Find and copy the lines in the records beneath this task that contain the word "ImportLibrarySample".

★ ★ ★ ★ ★ ★ ★

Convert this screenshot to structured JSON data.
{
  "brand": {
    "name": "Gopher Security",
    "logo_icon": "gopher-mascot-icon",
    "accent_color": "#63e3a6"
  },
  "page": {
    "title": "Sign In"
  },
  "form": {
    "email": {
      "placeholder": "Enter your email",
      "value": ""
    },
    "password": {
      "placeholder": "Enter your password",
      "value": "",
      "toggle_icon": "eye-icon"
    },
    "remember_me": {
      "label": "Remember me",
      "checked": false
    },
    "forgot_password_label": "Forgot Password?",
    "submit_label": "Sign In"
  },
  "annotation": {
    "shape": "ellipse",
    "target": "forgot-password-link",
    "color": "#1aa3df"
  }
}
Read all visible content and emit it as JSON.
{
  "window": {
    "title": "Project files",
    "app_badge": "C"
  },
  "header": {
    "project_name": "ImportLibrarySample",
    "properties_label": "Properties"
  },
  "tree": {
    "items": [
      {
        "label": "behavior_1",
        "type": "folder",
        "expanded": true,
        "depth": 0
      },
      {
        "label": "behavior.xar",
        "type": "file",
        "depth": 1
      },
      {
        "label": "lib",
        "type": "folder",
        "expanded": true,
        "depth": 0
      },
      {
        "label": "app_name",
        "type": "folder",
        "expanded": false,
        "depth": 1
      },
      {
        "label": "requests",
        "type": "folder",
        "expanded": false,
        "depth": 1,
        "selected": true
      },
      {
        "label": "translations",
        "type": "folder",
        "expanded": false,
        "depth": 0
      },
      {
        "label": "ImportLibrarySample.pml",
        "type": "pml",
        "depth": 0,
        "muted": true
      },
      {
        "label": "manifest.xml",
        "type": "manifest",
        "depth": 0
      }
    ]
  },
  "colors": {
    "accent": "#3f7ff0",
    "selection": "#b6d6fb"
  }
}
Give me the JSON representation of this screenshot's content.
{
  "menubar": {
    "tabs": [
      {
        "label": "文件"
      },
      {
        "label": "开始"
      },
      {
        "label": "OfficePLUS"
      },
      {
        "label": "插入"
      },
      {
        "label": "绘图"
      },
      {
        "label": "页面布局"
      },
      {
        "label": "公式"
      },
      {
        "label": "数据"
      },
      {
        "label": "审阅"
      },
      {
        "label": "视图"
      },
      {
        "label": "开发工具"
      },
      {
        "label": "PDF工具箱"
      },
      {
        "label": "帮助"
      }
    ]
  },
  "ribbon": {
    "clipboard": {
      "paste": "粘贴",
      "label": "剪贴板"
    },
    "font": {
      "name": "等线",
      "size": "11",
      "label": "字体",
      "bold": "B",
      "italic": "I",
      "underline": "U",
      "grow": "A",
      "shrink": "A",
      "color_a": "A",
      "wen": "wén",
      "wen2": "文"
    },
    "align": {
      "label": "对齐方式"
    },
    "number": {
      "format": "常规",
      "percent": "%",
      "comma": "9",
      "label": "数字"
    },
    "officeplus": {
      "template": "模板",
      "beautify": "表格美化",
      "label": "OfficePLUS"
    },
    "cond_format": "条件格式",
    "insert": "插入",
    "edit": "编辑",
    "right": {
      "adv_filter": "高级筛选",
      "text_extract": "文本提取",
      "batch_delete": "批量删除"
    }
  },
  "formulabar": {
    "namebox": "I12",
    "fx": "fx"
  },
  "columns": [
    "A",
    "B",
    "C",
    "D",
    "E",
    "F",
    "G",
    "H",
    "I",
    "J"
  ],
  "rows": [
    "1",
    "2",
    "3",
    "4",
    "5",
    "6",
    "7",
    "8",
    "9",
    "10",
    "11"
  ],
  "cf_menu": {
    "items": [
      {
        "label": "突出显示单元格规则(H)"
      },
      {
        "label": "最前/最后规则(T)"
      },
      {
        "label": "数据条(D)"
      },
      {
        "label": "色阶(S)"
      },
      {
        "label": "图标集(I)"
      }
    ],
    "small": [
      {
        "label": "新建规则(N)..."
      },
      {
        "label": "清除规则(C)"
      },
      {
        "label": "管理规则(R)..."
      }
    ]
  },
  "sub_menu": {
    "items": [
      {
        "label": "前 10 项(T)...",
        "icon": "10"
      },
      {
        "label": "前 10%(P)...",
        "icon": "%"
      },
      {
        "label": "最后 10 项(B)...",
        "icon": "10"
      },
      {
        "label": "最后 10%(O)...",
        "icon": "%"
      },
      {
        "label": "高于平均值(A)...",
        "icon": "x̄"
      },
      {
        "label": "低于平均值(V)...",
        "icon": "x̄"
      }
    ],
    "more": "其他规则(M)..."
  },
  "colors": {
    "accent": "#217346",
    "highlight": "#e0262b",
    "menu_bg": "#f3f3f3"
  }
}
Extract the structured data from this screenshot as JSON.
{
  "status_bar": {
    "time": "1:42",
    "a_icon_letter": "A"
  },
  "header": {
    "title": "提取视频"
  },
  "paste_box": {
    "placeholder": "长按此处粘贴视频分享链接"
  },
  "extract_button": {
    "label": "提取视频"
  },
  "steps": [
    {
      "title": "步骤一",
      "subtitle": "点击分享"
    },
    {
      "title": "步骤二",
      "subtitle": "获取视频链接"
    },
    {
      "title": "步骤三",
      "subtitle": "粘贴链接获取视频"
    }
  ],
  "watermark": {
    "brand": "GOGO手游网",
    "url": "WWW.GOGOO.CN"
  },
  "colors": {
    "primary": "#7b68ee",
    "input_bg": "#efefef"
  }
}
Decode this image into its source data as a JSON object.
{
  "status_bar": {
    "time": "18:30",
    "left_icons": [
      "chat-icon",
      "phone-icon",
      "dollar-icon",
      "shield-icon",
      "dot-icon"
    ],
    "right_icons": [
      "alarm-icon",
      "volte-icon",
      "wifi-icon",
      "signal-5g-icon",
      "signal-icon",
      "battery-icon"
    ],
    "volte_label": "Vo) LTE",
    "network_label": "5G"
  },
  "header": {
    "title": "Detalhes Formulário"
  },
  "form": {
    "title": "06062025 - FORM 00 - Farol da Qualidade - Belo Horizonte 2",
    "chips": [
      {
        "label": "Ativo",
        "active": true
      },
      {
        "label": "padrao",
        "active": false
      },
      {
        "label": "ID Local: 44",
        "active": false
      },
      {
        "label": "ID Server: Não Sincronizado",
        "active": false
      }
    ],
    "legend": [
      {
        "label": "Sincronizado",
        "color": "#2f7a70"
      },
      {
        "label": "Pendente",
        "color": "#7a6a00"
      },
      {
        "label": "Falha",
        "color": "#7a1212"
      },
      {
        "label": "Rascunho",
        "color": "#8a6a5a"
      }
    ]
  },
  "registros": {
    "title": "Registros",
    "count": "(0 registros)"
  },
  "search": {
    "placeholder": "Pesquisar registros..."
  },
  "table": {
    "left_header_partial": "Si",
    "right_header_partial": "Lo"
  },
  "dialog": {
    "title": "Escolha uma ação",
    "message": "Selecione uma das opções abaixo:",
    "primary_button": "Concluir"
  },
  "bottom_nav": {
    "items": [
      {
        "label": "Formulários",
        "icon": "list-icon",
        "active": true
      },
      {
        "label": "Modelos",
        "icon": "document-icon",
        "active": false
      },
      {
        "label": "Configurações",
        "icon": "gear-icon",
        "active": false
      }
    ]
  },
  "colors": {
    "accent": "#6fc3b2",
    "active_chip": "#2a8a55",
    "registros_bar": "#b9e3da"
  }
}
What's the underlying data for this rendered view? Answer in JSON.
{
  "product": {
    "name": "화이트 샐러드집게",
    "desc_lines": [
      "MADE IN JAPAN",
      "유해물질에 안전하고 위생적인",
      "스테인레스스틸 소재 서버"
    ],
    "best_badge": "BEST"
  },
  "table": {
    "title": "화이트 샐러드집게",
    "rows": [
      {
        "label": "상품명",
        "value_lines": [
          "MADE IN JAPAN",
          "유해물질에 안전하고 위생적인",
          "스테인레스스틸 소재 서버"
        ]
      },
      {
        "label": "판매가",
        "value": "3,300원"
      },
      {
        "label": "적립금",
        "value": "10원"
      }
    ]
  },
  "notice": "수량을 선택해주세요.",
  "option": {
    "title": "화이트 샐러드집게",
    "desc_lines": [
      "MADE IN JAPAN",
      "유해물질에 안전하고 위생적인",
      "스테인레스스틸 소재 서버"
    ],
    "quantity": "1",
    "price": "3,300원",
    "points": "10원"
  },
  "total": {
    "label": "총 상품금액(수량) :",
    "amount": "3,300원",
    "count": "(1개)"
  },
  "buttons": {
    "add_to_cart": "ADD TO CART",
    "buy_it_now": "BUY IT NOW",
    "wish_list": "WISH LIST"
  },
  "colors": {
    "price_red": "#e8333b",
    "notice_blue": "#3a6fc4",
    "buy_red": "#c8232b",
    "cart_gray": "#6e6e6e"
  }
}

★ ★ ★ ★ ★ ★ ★

**ANSWER TO THIS TASK**.
    "project_name": "ImportLibrarySample",
        "label": "ImportLibrarySample.pml",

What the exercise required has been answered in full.